━━ Exercise materials ━━
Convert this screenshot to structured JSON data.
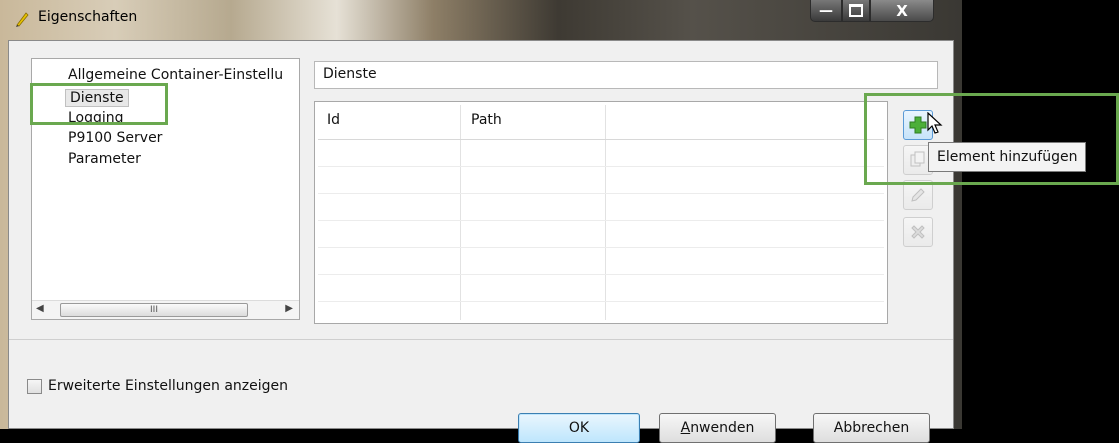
{
  "window": {
    "title": "Eigenschaften",
    "title_icon": "pen-icon",
    "caption_buttons": [
      "minimize",
      "maximize",
      "close"
    ]
  },
  "tree": {
    "items": [
      {
        "label": "Allgemeine Container-Einstellu",
        "selected": false
      },
      {
        "label": "Dienste",
        "selected": true
      },
      {
        "label": "Logging",
        "selected": false
      },
      {
        "label": "P9100 Server",
        "selected": false
      },
      {
        "label": "Parameter",
        "selected": false
      }
    ],
    "scroll_thumb": "III"
  },
  "section_title": "Dienste",
  "table": {
    "columns": [
      "Id",
      "Path",
      ""
    ],
    "rows": []
  },
  "side_buttons": {
    "add": {
      "icon": "plus-icon",
      "enabled": true
    },
    "copy": {
      "icon": "copy-icon",
      "enabled": false
    },
    "edit": {
      "icon": "pencil-icon",
      "enabled": false
    },
    "delete": {
      "icon": "x-icon",
      "enabled": false
    }
  },
  "tooltip": "Element hinzufügen",
  "checkbox": {
    "label": "Erweiterte Einstellungen anzeigen",
    "checked": false
  },
  "buttons": {
    "ok": "OK",
    "apply_mnemonic": "A",
    "apply_rest": "nwenden",
    "cancel": "Abbrechen"
  },
  "colors": {
    "highlight": "#6aa84f",
    "add_icon": "#4caf3a"
  }
}
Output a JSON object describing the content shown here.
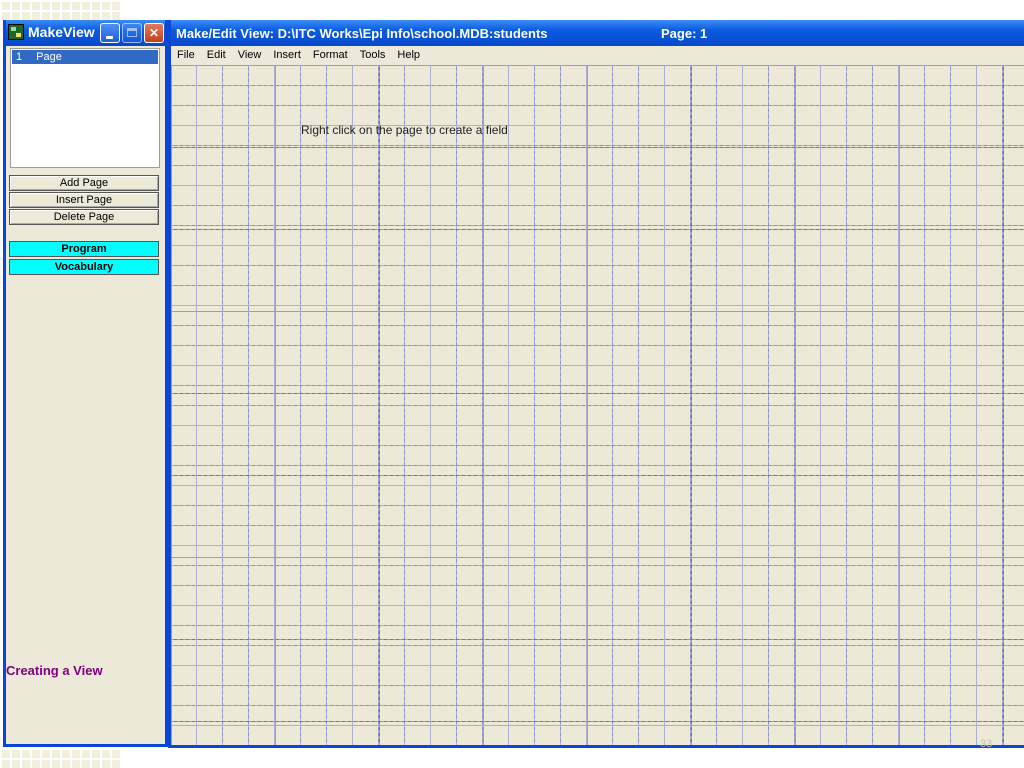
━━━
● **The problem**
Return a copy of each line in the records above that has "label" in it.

● **Expected answer**
        "label": "Allgemeine Container-Einstellu",
        "label": "Dienste",
        "label": "Logging",
        "label": "P9100 Server",
        "label": "Parameter",
    "label": "Erweiterte Einstellungen anzeigen",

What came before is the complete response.